The SEC recently announced it imposed a six-figure penalty on an employer for including what is (or what used to be) garden-variety language in a severance agreement, for violating the whistleblower provisions of Dodd-Frank.
In an apparent effort to comply with prior guidance issued by the EEOC and NLRB, the provision at issue expressly permitted the departing employee to file charges or otherwise cooperate with administrative agencies -- notwithstanding a general release of all claims.
However, the language that triggered SEC scrutiny was a proviso that the departing employee disclaimed any right to monetary recovery resulting from complaints to/cooperation with a governmental agency. That provision has been routinely used by employers in severance agreements, with the apparent approval of the EEOC and NLRB.
The SEC, however, disagrees. According to SEC, the right to monetary recovery from whistleblower activities within the scope of Dodd-Frank cannot be waived.
The practical impact is that for employers covered by Dodd-Frank, the impossibility of securing a release of whistleblower claims will reduce the incentive to offer severance, and will result in increased litigation.

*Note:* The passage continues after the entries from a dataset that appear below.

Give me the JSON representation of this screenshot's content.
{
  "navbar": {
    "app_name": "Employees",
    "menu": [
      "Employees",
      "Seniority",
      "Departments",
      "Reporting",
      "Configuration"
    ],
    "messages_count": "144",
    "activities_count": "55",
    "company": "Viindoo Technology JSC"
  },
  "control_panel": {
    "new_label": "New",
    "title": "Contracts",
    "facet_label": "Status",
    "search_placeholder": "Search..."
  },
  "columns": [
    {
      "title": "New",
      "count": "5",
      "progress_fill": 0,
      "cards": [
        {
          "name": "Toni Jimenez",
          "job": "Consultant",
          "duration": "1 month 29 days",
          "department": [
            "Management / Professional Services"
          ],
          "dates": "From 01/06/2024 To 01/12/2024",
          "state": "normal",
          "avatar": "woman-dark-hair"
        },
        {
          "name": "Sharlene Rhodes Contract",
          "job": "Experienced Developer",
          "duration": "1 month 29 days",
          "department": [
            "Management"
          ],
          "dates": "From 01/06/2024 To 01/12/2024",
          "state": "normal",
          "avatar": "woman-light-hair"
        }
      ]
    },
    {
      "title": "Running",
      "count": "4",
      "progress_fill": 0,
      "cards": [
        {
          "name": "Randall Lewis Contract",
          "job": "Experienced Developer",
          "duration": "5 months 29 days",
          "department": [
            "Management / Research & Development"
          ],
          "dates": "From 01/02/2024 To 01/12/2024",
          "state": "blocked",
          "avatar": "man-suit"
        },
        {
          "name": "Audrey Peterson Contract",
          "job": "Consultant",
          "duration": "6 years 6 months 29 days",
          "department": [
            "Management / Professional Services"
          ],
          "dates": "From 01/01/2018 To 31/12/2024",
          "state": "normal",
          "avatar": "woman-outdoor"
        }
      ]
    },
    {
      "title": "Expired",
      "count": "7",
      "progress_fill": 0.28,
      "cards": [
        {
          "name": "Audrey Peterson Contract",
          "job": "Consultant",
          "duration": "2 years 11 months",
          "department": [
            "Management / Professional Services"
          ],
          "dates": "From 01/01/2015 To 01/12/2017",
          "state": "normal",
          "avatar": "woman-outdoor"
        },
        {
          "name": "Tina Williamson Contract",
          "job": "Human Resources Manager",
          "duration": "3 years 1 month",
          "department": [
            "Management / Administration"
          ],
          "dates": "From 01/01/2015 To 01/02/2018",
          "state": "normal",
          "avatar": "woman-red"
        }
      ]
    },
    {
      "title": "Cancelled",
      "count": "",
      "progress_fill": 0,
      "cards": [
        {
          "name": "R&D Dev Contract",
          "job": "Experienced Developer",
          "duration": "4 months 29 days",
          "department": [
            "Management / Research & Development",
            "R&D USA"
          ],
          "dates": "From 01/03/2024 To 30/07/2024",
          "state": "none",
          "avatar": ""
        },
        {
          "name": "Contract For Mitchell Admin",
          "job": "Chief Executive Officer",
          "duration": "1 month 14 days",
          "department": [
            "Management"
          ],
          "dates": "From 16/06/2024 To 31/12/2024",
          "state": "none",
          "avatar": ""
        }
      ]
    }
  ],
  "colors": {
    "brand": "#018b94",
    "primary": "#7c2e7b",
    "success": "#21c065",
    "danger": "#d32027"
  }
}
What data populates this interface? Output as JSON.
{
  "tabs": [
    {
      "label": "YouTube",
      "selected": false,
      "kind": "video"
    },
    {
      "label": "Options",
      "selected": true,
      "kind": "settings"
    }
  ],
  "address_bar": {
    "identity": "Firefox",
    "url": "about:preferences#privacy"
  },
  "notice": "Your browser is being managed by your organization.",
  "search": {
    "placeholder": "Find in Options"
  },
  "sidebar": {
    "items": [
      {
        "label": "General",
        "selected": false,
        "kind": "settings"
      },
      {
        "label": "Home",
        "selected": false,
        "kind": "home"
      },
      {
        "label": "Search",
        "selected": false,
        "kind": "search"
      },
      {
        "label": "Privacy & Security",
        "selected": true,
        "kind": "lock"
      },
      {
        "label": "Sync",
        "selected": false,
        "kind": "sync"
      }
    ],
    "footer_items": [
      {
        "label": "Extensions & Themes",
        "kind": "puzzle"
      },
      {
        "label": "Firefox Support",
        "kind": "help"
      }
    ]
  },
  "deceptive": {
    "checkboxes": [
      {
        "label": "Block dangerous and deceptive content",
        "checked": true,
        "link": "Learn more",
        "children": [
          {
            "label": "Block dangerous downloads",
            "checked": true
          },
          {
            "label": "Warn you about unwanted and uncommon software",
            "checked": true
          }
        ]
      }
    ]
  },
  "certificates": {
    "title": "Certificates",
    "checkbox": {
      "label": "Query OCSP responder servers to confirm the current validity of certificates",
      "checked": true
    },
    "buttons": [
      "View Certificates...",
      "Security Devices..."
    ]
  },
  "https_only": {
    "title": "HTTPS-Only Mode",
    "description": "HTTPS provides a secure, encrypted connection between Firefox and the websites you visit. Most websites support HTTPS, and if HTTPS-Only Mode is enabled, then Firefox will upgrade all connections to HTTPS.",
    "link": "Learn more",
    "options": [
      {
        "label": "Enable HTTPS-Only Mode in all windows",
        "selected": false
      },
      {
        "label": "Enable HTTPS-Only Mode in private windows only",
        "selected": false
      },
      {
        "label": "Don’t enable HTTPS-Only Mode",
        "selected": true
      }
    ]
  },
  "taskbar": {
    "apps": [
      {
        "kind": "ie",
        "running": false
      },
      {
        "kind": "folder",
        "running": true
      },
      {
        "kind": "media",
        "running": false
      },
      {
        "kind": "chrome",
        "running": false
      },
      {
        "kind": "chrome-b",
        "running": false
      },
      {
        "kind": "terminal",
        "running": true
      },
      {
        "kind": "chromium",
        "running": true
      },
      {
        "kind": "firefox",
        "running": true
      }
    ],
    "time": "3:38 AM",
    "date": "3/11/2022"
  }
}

Expect a court challenge to the SEC's interpretation.
--Jon Nadler, Eckert Seamans, Philadelphia